spanish imperial eagle
- Order: Accipitriformes
- Family: Accipitridés
- Genus: Aquila
- Species: Adalbert
- Linnaeus, 1758
- Size: 85 cm
- Wingspan: 190 to 210 cm
- Weight: 3000 to 3500 g
IUCN CONSERVATION STATUS
The Spanish Imperial eagle is one of the rarest birds of prey on the European continent, and is characterised, in the case of the Aldebert subspecies which breeds only on the Iberian peninsula, by a description in the coloration of its plumage which differentiates it quite clearly from the heliaca type race.
It is a strong-bodied eagle with an on its back an almost uniform reddish-brown surface with irregular white patches on the shoulders, slightly larger than those of the heliaca form. Adult plumage is very dark brown, with occasional reddish tones on the upper back.
The feathers on the head and neck are very light and characteristically lanceolate, usually yellowish or creamy white, and from afar seen as completely white, especially in older eagles. The forehead is dark brown, sometimes almost black, but the most remarkable detail of its plumage is undoubtedly the white front edge of the wings and the pure white shoulder patches which vary in size, probably depending on the age of the birds. The upper part of the tail is light grey, frequently almost white or dotted with brown, with a broad black sub-terminal band and white rectrices. The rest of the plumage is dark brown, almost blackish. The irises are hazel, and the beak and legs are yellow.
Eaglets are pale reddish with a whitish throat and rump. The tail may be reddish brown or greyish with an ochre-yellow tip, a colour they quickly lose with the first moult. In flight, an extensive whitish patch at the base of the primary wings is easily discernible. The irises are dark brown and the beak and legs yellow. Around the age of two or three, dark brown feathers appear on the throat, breast and upper and lower parts of the wings. The belly is still yellowish. The definitive adult plumage is reached between the age of 6 and 8.

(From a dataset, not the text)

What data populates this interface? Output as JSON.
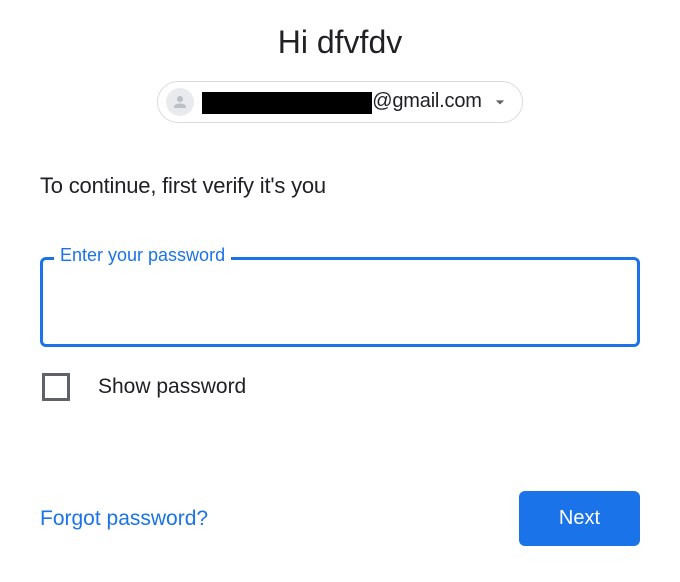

The Spanish Iberian eagle lives in mountainous areas, but not at very high altitudes as the species requires large trees and open land at the foot of slopes for hunting. It often lives at low altitudes in meadows with sparse trees. It seems that its habitat is logically conditioned by the abundance of prey, so that it can reduce the size of its territory if the density of eagles is high. Under these conditions, nests can be separated by short distances. In the south-west of the Iberian Peninsula, the Imperial Eagle’s biotopes more or less coincide with those of the Black Vulture. Its nest is often found close to that of the Monk Vulture. Its strong presence in the south-western quadrant of the Spanish provinces can be explained above all by the abundance of lagomorphs (wild rabbits, hares) in this area, which seem to form a major part of its diet.
PlaceAknīste – Gārsene – Ausmas,
OiseauEuropean Turtle Dove
FresqueVulture & Eagle
OiseauxSpanish Imperial Eagle, Cinereous Vulture.
PlaceKišpatićeva ul. 12,
Place1 Boulevard de Dresde,
France Grand Est
3083 WB Rotterdam,
FresqueThe European Robin
ParMarloes de Kiewit
Place35 Rue du Général Leclerc92130 Issy-les-Moulineaux
FresqueFive birds by Mantra
OiseauxCommon Kingfisher, Barn Swallow, European Goldfinch, Eurasian bullfinch, Lesser Spotted Woodpecker.
PlacePlace Seigneur de Monlezun,
FresqueThe Red Partridge
PlaceSs Cyril & Methodius 44,
Macédoine du Nord
Place2 Place des Marseillaises,
Fresque6 Mediterranean and American birds
OiseauxEurasian Hoopoe, Western Black-eared Wheatear, Blue Rock Thrush.
Place299 Avenue de l’Adour,
Fresque11 migratory birds of the Basque coast
Place84 Rue du Chemin Vert,